Variant calling performance was benchmarked against the modified ground truth set. Comparing variants identified from different variant callers is not a trivial task, because complex variants can often be represented in different forms. For this task we used the vcfeval function in RTG Tools [21], which performs complicated VCF comparison and determines whether different representations indicate the same complex variant.

### Estimation of locus specific detection limit based on molecular barcode counts

The detection limit at a specific locus can be estimated based on the barcode depth at the locus, the average barcode depth of the sequencing run, and the desired false positive rate. Let the locus specific barcode depth be *d* and the average barcode depth be *D*. Assume the desired false positive rate is 20 per megabase. To call a variant at the locus, the prediction index given by equation (3) needs to exceed the cutoff value approximated by 14+0.012*d* (Table 3). Let *I* be the average prediction index of a barcode with good read evidence.
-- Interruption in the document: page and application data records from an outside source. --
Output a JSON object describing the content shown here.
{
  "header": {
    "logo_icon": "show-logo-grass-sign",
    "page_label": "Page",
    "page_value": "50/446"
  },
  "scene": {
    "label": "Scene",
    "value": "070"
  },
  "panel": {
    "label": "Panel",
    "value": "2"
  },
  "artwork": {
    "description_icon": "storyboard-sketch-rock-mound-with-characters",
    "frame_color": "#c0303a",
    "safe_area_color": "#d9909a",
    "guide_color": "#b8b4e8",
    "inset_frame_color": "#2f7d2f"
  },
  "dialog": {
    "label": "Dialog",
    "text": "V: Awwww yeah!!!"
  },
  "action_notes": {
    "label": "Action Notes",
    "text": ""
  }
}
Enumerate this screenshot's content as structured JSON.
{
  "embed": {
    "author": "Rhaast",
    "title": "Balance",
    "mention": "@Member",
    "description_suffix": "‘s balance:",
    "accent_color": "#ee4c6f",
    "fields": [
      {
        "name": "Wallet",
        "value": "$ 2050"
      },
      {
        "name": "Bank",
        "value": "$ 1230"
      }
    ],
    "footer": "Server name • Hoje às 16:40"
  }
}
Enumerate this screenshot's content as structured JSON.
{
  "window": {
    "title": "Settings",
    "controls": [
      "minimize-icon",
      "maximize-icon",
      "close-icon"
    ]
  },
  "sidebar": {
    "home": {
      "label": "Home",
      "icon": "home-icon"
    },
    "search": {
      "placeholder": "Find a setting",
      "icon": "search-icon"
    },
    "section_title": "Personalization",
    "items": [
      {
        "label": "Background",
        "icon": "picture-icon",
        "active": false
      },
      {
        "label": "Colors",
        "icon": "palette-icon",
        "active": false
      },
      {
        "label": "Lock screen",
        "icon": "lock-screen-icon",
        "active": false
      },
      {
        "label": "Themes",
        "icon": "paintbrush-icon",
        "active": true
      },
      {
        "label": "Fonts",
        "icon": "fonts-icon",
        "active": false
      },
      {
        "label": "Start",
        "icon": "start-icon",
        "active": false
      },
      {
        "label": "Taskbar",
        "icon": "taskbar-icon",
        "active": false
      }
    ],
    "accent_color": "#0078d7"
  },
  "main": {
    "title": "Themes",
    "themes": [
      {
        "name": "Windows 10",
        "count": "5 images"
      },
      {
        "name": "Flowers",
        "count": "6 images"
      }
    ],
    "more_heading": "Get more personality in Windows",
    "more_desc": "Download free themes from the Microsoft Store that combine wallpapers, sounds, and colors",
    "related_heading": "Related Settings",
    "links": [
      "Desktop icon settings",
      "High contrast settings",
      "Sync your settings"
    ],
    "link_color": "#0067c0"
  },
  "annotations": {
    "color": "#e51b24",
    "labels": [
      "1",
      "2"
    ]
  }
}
In N0030, *I* is typically around 3.5, which was the value used in Fig. 4. The minimum number of barcodes with the alternative allele (alternative barcode) is estimated by the ceiling of (14+0.012*d*)/*I*.

We seek the minimum allele fraction *f* such that the minimum number of alternative barcode is reached with at least 95% probability, assuming the actual number of alternative barcodes follows a binomial distribution Bin(*D*,*f*). The probability of observing sufficient alternative barcodes can then be calculated by *P*
_{
D,f
}(*X*≥(14+0.012*d*)/*I*), where *P*
_{
D,f
} is the probability distribution function of the binomial distribution Bin(*D*,*f*). Finally, we find the detection limit *f*
^{∗} that ensures this probability is at least 95%:

$$f^{*} = \min_{f\in[0,1]} P_{D,f} \left(X \ge \frac{14+0.012d}{I}\right) \ge 0.95. $$

In this estimation, a different equation for the cutoff value or a different barcode level prediction index *I* may be used, depending on the desired false positive rate and the average number of rpb.